[AIM OF THE EXERCISE]:
Where in the listing does the word "subtitle" appear? Report each line that holds it.

[SUPPLIED ENTRIES]:
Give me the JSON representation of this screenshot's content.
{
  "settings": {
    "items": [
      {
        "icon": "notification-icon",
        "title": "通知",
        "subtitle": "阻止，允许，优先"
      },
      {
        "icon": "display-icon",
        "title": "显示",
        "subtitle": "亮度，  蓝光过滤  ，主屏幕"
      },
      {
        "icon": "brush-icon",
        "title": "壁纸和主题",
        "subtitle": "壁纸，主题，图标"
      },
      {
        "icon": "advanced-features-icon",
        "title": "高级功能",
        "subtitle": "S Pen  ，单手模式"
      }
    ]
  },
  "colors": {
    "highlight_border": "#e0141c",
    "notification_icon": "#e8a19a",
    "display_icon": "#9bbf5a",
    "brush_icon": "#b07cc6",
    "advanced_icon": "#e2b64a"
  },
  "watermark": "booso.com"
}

[RESULT]:
        "subtitle": "阻止，允许，优先"
        "subtitle": "亮度，  蓝光过滤  ，主屏幕"
        "subtitle": "壁纸，主题，图标"
        "subtitle": "S Pen  ，单手模式"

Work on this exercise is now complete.